Duluth, MN (NNCNOW.com) - Duluth Coffee Company owner Eric Faust remembers all–too–well the months' worth of conversations with friends from the Twin Cities about the latest Last Place on Earth story in the news.
"And I'll say, 'oh, the place across the street from me,'" laughed Faust, as customers lined up behind him.
Faust says the business was a scar along East Superior Street, in Duluth's busy downtown community.
But since its closing last summer Faust says he and other business owners have been quick to put the memories behind them, and so have city officials.
It took crews less than an hour to remove the signage from the front of the building Thursday morning.
The building is now under the control of the U.S. Marshal Service, which city Community Relations officer Daniel Fanning says allowed them to remove the exterior signage due to what he called its blighted appearance.
"As you can imagine, the neighborhood is pretty excited about that," said Fanning, in front of the building as the signs came down Thursday, "not only is it one less reminder of the chaos that's been here, this is actually a step going forward, knowing that this community is going to be cleaned up."
The building still belongs to the family of Jim Carlson, who was found guilty in December 2013 of more than 50 counts of synthetic drug sales.

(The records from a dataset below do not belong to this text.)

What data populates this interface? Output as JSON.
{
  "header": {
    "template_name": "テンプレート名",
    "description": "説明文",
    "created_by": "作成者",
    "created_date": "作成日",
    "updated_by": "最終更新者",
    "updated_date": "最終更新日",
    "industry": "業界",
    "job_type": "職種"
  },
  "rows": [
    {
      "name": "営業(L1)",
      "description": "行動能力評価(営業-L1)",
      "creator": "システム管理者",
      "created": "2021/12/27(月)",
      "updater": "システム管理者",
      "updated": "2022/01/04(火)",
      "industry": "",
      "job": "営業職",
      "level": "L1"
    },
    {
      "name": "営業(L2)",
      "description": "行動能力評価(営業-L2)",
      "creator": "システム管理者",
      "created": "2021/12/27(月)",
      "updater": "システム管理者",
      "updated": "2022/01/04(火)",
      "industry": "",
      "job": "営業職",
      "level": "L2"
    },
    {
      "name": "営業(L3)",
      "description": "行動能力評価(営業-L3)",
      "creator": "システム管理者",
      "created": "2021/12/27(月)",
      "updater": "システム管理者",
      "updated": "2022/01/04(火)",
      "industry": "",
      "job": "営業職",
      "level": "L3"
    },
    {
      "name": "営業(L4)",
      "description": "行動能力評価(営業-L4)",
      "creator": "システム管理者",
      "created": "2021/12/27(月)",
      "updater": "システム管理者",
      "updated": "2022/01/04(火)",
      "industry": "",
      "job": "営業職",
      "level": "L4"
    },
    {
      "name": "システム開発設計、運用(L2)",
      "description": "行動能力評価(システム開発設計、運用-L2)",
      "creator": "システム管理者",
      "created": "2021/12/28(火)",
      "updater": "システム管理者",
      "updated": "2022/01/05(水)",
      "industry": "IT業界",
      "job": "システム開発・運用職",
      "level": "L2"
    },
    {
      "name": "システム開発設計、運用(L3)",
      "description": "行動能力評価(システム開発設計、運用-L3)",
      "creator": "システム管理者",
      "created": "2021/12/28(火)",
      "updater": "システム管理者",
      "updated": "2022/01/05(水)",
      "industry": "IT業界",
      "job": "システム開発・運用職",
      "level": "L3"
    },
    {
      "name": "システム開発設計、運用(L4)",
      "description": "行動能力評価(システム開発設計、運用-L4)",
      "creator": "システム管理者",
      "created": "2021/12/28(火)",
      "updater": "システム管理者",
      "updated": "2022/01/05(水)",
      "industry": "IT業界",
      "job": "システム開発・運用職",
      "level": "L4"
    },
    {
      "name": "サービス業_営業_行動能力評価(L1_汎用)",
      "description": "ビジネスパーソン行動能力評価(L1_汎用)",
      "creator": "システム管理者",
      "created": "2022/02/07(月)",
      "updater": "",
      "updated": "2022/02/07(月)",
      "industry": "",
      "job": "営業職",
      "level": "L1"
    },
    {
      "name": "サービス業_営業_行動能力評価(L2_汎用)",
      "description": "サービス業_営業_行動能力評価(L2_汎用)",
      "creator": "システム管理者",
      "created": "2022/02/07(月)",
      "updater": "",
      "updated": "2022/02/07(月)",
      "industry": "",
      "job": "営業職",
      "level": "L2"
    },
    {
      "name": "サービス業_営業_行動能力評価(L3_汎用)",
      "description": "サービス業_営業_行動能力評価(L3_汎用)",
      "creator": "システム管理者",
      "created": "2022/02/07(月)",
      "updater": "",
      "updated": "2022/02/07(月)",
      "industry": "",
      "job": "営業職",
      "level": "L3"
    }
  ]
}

He's currently being held in Sherburne County Jail.
City attorney Gunnar Johnson says the main goal with the building is to eventually see it back on the city's tax payroll as a functioning business.
"I hope that's it's filled with a different, more legitimate business someday," said Faust, "and somebody who contributes to, you know, the positive nature that we're trying to cultivate here."
As of Thursday evening, the Last Place's massive sign alongside the building's west side was still in place.
But when thinking about a possible future for the building, Faust says he's enjoying pondering the possibilities.
"I would love to paint my logo up on top of where Last Place on Earth is currently," laughed Faust, "because it's fantastic publicity all the way from I-35."
In the meantime, City Attorney Gunnar Johnson says the city is feeling confident about the eventual outcome in Carlson's appeals case against the city's ordinances that effectively shut the building down last summer.